Top of DATA SHOWN

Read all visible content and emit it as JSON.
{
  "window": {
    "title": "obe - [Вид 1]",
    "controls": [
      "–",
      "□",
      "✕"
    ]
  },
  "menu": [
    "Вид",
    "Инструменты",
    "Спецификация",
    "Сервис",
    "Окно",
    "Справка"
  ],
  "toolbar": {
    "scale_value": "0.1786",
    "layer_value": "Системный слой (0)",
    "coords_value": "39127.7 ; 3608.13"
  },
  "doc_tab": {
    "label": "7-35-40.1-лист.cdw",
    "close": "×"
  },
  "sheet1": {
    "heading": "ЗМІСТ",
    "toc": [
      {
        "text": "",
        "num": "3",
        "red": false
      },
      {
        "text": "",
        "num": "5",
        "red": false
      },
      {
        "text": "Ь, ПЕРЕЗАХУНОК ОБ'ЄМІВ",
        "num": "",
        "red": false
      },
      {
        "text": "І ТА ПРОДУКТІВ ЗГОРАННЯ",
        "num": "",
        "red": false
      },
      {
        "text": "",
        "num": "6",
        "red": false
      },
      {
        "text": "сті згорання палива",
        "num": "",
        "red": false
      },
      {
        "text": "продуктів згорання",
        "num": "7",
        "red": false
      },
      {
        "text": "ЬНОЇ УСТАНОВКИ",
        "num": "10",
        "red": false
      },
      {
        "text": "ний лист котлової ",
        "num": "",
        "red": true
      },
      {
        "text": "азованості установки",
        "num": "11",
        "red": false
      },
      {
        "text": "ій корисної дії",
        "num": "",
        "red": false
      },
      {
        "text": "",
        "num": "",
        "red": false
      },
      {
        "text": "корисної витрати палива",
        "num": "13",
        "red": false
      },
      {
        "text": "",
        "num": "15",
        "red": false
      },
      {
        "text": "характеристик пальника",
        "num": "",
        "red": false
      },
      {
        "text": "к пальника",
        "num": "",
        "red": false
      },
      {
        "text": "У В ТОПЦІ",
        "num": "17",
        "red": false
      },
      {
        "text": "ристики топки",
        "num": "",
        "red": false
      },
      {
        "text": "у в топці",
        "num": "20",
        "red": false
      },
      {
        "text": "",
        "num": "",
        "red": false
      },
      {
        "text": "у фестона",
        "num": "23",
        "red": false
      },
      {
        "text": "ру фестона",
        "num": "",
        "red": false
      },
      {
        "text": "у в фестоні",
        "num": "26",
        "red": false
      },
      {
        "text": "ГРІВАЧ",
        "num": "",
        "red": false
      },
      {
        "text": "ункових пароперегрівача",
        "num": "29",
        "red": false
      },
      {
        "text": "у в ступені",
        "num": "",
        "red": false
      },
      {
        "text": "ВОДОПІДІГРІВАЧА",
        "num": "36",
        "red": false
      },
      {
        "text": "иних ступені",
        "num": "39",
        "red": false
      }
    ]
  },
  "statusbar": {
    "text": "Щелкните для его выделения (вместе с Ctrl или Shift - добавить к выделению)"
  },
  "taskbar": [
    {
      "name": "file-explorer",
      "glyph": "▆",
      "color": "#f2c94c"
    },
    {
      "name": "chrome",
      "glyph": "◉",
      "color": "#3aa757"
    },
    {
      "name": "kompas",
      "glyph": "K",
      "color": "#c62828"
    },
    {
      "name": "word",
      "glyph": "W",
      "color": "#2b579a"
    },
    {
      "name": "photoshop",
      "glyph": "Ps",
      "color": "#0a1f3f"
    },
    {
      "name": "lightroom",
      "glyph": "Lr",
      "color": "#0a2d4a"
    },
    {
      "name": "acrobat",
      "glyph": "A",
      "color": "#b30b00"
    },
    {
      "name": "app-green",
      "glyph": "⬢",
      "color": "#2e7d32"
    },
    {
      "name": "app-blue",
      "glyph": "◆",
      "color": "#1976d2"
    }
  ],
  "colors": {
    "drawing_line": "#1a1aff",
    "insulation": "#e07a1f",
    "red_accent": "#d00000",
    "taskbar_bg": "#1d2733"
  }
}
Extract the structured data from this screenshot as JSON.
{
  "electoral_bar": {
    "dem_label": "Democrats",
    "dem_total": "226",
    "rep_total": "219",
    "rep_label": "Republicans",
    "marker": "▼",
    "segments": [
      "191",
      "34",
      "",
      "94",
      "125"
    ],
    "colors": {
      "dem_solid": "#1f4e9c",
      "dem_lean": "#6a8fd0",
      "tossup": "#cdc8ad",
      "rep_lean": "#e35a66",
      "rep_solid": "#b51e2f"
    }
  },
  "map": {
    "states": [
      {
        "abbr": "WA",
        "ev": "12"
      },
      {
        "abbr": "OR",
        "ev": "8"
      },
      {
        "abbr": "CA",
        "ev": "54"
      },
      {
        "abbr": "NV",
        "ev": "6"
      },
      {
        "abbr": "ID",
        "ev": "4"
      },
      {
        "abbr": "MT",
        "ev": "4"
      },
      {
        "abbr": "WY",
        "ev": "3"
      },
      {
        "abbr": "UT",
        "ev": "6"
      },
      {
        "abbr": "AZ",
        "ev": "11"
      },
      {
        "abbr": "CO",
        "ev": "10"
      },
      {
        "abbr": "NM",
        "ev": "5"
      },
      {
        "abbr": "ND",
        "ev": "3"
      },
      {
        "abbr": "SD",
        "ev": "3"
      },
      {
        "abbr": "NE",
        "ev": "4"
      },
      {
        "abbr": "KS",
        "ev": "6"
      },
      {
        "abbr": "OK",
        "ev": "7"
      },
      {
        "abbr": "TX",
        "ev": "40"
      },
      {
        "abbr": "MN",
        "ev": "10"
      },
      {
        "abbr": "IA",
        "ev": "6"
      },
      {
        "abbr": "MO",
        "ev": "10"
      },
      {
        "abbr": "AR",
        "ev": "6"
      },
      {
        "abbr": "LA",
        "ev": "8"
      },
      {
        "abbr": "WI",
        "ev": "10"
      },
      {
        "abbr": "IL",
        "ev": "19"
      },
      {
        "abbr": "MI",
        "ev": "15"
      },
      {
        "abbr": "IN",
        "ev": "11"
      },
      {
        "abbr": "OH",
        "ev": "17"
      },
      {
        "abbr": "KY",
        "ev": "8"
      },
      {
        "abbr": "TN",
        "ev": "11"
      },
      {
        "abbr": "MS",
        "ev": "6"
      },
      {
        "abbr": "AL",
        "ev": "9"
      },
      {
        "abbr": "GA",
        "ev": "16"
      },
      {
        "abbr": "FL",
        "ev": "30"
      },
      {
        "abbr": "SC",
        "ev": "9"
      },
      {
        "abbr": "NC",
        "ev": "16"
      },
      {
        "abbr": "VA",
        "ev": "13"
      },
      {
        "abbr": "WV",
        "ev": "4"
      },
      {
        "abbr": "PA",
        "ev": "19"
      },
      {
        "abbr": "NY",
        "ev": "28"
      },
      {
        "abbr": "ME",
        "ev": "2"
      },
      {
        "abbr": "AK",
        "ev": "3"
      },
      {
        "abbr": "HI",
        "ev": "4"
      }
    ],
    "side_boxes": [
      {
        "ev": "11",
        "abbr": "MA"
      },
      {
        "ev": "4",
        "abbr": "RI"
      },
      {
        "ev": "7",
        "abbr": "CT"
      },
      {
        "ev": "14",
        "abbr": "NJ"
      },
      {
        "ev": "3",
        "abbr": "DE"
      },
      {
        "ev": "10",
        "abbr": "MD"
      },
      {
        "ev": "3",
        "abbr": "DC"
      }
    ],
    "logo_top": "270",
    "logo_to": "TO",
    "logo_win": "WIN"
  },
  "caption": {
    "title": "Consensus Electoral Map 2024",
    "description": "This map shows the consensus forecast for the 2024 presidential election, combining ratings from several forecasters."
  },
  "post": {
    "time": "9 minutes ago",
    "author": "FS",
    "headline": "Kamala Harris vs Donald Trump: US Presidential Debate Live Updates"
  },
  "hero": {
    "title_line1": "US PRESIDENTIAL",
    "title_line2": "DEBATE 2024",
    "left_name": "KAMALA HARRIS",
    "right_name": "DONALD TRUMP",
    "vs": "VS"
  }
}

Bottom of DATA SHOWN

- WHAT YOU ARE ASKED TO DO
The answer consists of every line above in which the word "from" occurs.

- EXERCISE ANSWER
Extract the structured data from this screenshot as JSON.
    "description": "This map shows the consensus forecast for the 2024 presidential election, combining ratings from several forecasters."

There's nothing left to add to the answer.